─── DATASET EXTRACT ───
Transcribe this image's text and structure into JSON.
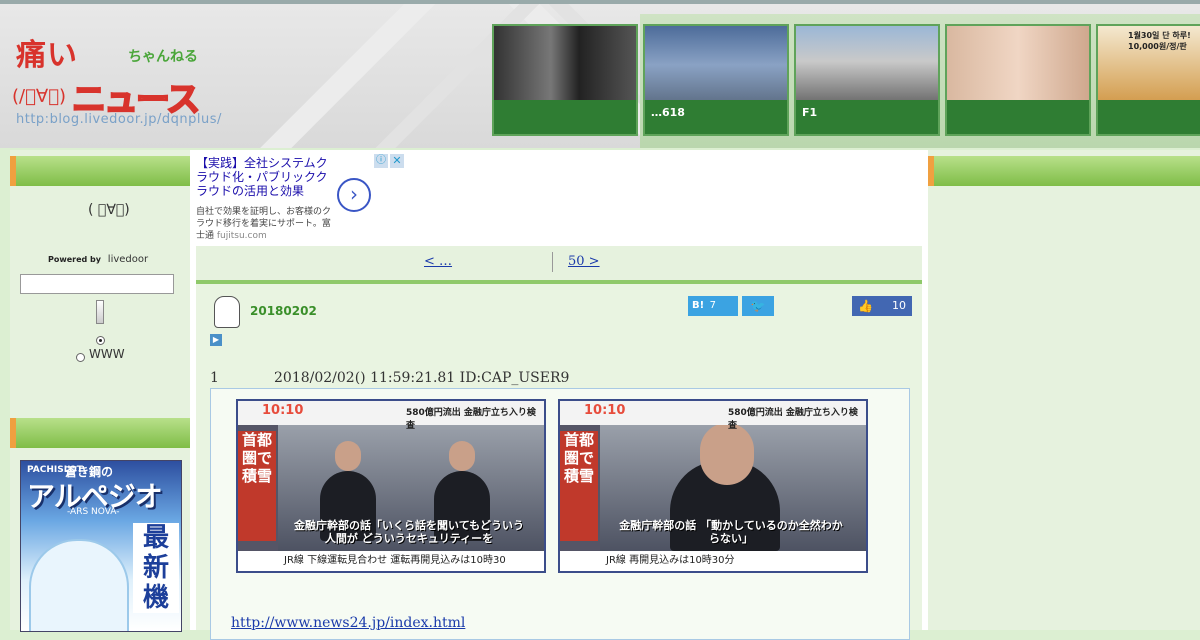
{
  "header": {
    "logo": {
      "main": "痛い",
      "sub": "ちゃんねる",
      "face": "(/ﾟ∀ﾟ)",
      "news": "ニュース",
      "url": "http:blog.livedoor.jp/dqnplus/"
    },
    "thumbnails": [
      {
        "caption": ""
      },
      {
        "caption": "…618"
      },
      {
        "caption": "F1"
      },
      {
        "caption": ""
      },
      {
        "caption": ""
      }
    ],
    "thumb_overlay_text": "1월30일 단 하루! 10,000원/정/판"
  },
  "sidebar": {
    "powered_label": "Powered by",
    "powered_brand": "livedoor",
    "search": {
      "value": "",
      "placeholder": ""
    },
    "radio_www_label": "WWW",
    "banner": {
      "brand": "PACHISLOT",
      "top": "蒼き鋼の",
      "title": "アルペジオ",
      "subtitle": "-ARS NOVA-",
      "side": "最新機"
    }
  },
  "ad": {
    "title": "【実践】全社システムクラウド化・パブリッククラウドの活用と効果",
    "desc": "自社で効果を証明し、お客様のクラウド移行を着実にサポート。富士通",
    "domain": "fujitsu.com"
  },
  "pager": {
    "prev": "<  …",
    "next": "50 >"
  },
  "post": {
    "date": "20180202",
    "hatena_label": "B!",
    "hatena_count": "7",
    "like_count": "10",
    "res_no": "1",
    "res_meta": "2018/02/02() 11:59:21.81 ID:CAP_USER9",
    "images": [
      {
        "clock": "10:10",
        "headline": "580億円流出 金融庁立ち入り検査",
        "caption": "金融庁幹部の話「いくら話を聞いてもどういう人間が どういうセキュリティーを",
        "bottom": "JR線  下線運転見合わせ  運転再開見込みは10時30",
        "side": "首都圏で積雪"
      },
      {
        "clock": "10:10",
        "headline": "580億円流出 金融庁立ち入り検査",
        "caption": "金融庁幹部の話 「動かしているのか全然わからない」",
        "bottom": "JR線  再開見込みは10時30分",
        "side": "首都圏で積雪"
      }
    ],
    "link": "http://www.news24.jp/index.html"
  },
  "colors": {
    "accent_green": "#7fbd47",
    "link_blue": "#1a3aaa",
    "date_green": "#3a8f2a"
  }
}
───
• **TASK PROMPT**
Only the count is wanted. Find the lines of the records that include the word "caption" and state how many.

• **ANSWER SPACE**
7